TASK TO COMPLETE: Only the pictures stay out; please return all the entries below exactly as written.

Dataset entries:

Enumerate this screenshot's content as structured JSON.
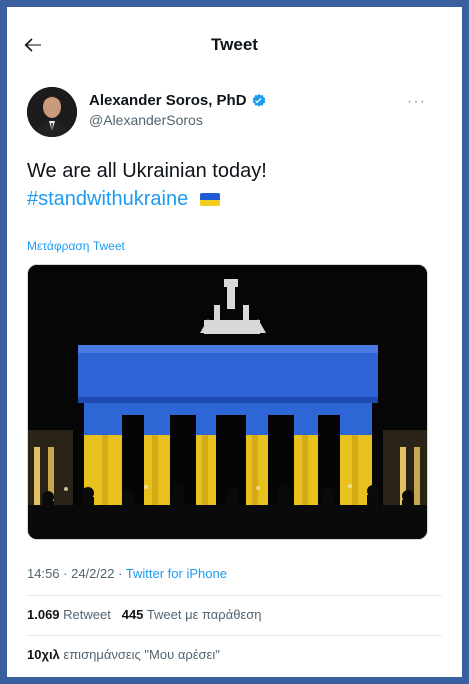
{
  "header": {
    "title": "Tweet"
  },
  "author": {
    "name": "Alexander Soros, PhD",
    "handle": "@AlexanderSoros"
  },
  "more_label": "···",
  "tweet": {
    "text": "We are all Ukrainian today!",
    "hashtag": "#standwithukraine"
  },
  "translate_label": "Μετάφραση Tweet",
  "meta": {
    "time": "14:56 · 24/2/22 · ",
    "source": "Twitter for iPhone"
  },
  "stats": {
    "retweets_count": "1.069",
    "retweets_label": "Retweet",
    "quotes_count": "445",
    "quotes_label": "Tweet με παράθεση",
    "likes_count": "10χιλ",
    "likes_label": "επισημάνσεις \"Μου αρέσει\""
  },
  "colors": {
    "accent": "#1d9bf0",
    "flag_blue": "#1f5bd6",
    "flag_yellow": "#f2cd1f"
  },
  "icons": [
    "back-arrow-icon",
    "verified-badge-icon",
    "more-options-icon",
    "ukraine-flag-icon"
  ]
}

WORKED SOLUTION:
Enumerate this screenshot's content as structured JSON.
{
  "header": {
    "title": "Tweet"
  },
  "author": {
    "name": "Alexander Soros, PhD",
    "handle": "@AlexanderSoros"
  },
  "more_label": "···",
  "tweet": {
    "text": "We are all Ukrainian today!",
    "hashtag": "#standwithukraine"
  },
  "translate_label": "Μετάφραση Tweet",
  "meta": {
    "time": "14:56 · 24/2/22 · ",
    "source": "Twitter for iPhone"
  },
  "stats": {
    "retweets_count": "1.069",
    "retweets_label": "Retweet",
    "quotes_count": "445",
    "quotes_label": "Tweet με παράθεση",
    "likes_count": "10χιλ",
    "likes_label": "επισημάνσεις \"Μου αρέσει\""
  },
  "colors": {
    "accent": "#1d9bf0",
    "flag_blue": "#1f5bd6",
    "flag_yellow": "#f2cd1f"
  },
  "icons": [
    "back-arrow-icon",
    "verified-badge-icon",
    "more-options-icon",
    "ukraine-flag-icon"
  ]
}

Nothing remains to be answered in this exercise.